== Work item ==
Your task is to write out every line of the data exactly. Drop the pictures.
+ + +
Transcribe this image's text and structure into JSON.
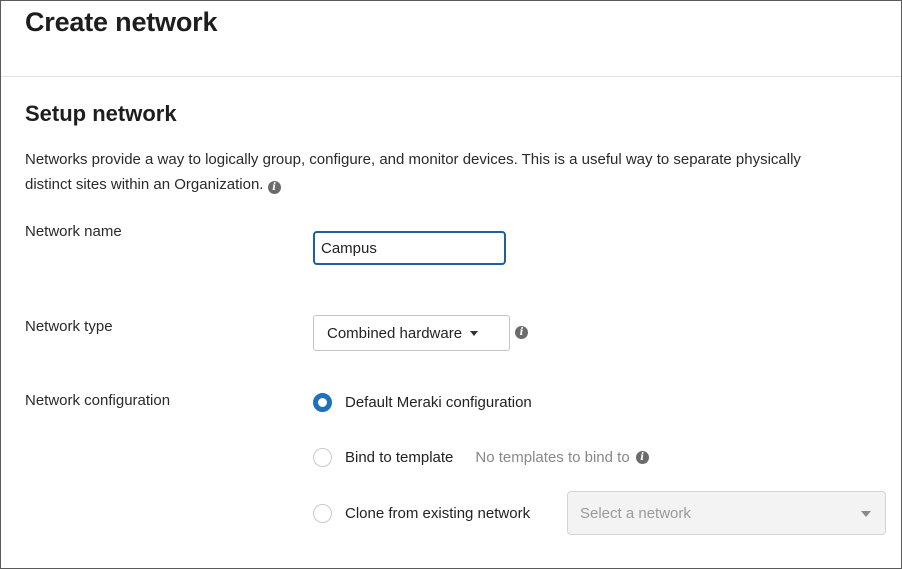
{
  "header": {
    "title": "Create network"
  },
  "section": {
    "title": "Setup network",
    "description": "Networks provide a way to logically group, configure, and monitor devices. This is a useful way to separate physically distinct sites within an Organization."
  },
  "fields": {
    "network_name": {
      "label": "Network name",
      "value": "Campus"
    },
    "network_type": {
      "label": "Network type",
      "selected": "Combined hardware"
    },
    "network_configuration": {
      "label": "Network configuration",
      "options": [
        {
          "label": "Default Meraki configuration",
          "checked": true
        },
        {
          "label": "Bind to template",
          "checked": false,
          "hint": "No templates to bind to"
        },
        {
          "label": "Clone from existing network",
          "checked": false,
          "placeholder": "Select a network"
        }
      ]
    }
  },
  "colors": {
    "accent": "#1f70c1",
    "input_border": "#1f5f9e",
    "muted_text": "#888888"
  },
  "icons": {
    "info": "info-icon",
    "dropdown": "caret-down-icon"
  }
}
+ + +
== Answer to this exercise ==
Transcribe this image's text and structure into JSON.
{
  "header": {
    "title": "Create network"
  },
  "section": {
    "title": "Setup network",
    "description": "Networks provide a way to logically group, configure, and monitor devices. This is a useful way to separate physically distinct sites within an Organization."
  },
  "fields": {
    "network_name": {
      "label": "Network name",
      "value": "Campus"
    },
    "network_type": {
      "label": "Network type",
      "selected": "Combined hardware"
    },
    "network_configuration": {
      "label": "Network configuration",
      "options": [
        {
          "label": "Default Meraki configuration",
          "checked": true
        },
        {
          "label": "Bind to template",
          "checked": false,
          "hint": "No templates to bind to"
        },
        {
          "label": "Clone from existing network",
          "checked": false,
          "placeholder": "Select a network"
        }
      ]
    }
  },
  "colors": {
    "accent": "#1f70c1",
    "input_border": "#1f5f9e",
    "muted_text": "#888888"
  },
  "icons": {
    "info": "info-icon",
    "dropdown": "caret-down-icon"
  }
}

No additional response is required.